Motorcycle Crash Fatalities Down 29 Percent From This Time Last Year
The Minnesota motorcycle riding season is ending with good news. There were fewer fatalities from motorcycle accidents this year than last year. By September 23 of 2013, there had been 55 deaths. According to the Minnesota Department of Public Safety, as of September 23, 2014, there has been a 29 percent decrease to only 39 casualties.
The Department of Public Safety’s motorcycle safety coordinator Bill Shaffer said that three factors contributed to the lower number of motorcycle crash fatalities.
- There were no deaths caused by deer collisions in Minnesota this year as opposed to seven last year.
- Only three motorcycle passengers died this year. Last year, seven passengers were killed.
- Fewer motorcycles were registered in 2013, which lowers the number of riders on the road. This was the first decline since 1996.
The Department of Public Safety reported that traffic deaths in Minnesota numbered 251 compared to 263 at the same time last year. During all of 2013, 387 people lost their lives on Minnesota highways. Sixty of them were motorcyclists.
Crashes Last Weekend
Over the September 13th weekend, there were a few motorcycle incidents. Driver Brian Barth, 53, of Dassel, Minnesota, and Maxine Shaw, his 58-year-old passenger were killed when they were ejected from the motorcycle after striking the wall of an overpass. They were on northbound Highway 100 heading toward eastbound Highway 394, stated a state patrol incident report.
A non-fatal crash occurred when St. Paul motorcyclist Alejandro Martinez, 42, was involved in a hit-and-run accident. He incurred a slight head injury after being struck by a vehicle as he was riding south near Minnehaha Avenue on Dale Street, according to the Pioneer Press. The police are looking for any witnesses to the accident.
Janice Theisen, 57, of White Bear Lake was hurt in a motorcycle crash on September 13. The Hennepin County Medical Examiner said that she passed away a few days afterwards at Hennepin County Medical Center.
Tips for Safe Motorcycle Riding
- Always assume other drivers can’t see you. Drive your motorcycle as if nobody else on the road is worried about your health. Use the search, evaluate and execute (SEE) riding strategy whenever you ride.
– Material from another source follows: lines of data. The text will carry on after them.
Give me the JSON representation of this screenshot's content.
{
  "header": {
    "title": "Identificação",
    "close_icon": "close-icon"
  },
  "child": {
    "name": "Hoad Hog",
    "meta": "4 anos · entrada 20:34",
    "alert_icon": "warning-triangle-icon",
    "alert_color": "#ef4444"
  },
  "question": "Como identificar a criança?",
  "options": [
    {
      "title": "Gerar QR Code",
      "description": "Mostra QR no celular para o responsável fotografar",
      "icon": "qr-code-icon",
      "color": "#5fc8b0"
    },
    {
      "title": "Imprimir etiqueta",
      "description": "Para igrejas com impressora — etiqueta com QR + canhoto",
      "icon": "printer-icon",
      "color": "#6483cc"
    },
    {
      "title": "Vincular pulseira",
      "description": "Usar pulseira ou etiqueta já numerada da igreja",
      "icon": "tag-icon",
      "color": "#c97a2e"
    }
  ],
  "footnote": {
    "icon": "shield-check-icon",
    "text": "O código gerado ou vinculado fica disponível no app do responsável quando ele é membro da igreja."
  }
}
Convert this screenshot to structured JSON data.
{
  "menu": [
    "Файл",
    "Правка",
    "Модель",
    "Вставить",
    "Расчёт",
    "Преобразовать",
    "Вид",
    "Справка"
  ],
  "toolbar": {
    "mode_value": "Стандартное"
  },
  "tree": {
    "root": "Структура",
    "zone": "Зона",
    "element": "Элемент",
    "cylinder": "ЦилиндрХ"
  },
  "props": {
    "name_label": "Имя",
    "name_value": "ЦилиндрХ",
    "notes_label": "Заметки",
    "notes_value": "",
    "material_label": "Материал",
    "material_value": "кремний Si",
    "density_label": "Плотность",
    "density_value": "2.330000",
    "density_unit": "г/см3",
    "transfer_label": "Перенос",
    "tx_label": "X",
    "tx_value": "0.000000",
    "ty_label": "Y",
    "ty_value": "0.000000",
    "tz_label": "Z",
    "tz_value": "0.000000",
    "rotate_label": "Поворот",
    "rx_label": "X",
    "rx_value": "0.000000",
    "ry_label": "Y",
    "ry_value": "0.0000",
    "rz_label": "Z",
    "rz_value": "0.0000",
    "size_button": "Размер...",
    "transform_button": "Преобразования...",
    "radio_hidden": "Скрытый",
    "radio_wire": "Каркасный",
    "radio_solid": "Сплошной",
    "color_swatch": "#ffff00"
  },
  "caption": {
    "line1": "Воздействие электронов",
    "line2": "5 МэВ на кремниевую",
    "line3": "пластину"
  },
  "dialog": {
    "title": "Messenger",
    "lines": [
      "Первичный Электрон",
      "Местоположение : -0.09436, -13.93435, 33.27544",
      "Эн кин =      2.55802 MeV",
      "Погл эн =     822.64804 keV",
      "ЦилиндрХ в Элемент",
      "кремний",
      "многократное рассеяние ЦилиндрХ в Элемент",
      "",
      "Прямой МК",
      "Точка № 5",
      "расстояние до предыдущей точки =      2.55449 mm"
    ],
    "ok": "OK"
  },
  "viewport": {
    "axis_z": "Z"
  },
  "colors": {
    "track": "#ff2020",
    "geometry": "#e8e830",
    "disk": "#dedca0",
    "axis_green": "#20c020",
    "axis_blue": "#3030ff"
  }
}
- Look where you plan to go, which is called visual directional control. Train your eyes three to four seconds ahead of you while turning into a corner. If you find yourself in an emergency situation, do not look at the approaching vehicle, the guardrail or the road. That increases the likelihood that you’ll run into the object you’re watching, which is called target fixation.
- Use the handle grips to lean the motorcycle. By pressing forward on one of the handle grips, the bike will lean in the opposite direction. This method of countersteering is how you lean your bike, not how you turn it.
- Don’t just use one brake. Squeeze both brakes slowly. Gradually increase the pressure as you reduce your speed. The front brake provides 70 percent of your stopping ability. Grabbing the front brake can cause you to flip, so handle the front brake carefully.
- Do not lay your bike down to prevent an accident. You want to maintain control of the motorcycle. You should countersteer or use both brakes to evade a collision.
If you’re unfamiliar with these methods, take a beginning or advanced motorcycle riding course to get proper instruction. Your life could depend on it.
Motorcycle riders have the same rights as anybody else on the road. The experienced team of motorcycle accident attorneys at Schwebel, Goetz & Sieben knows the difference between motorcycle litigation and car or truck claims.
We’ll give you our expert opinion and ensure that your rights are enforced. We’ll make certain that you get all of the compensation you deserve if you were injured in a motorcycle accident. Give us a call us at 612-377-7777 or 1-800-752-4265 (toll free) for a free consultation.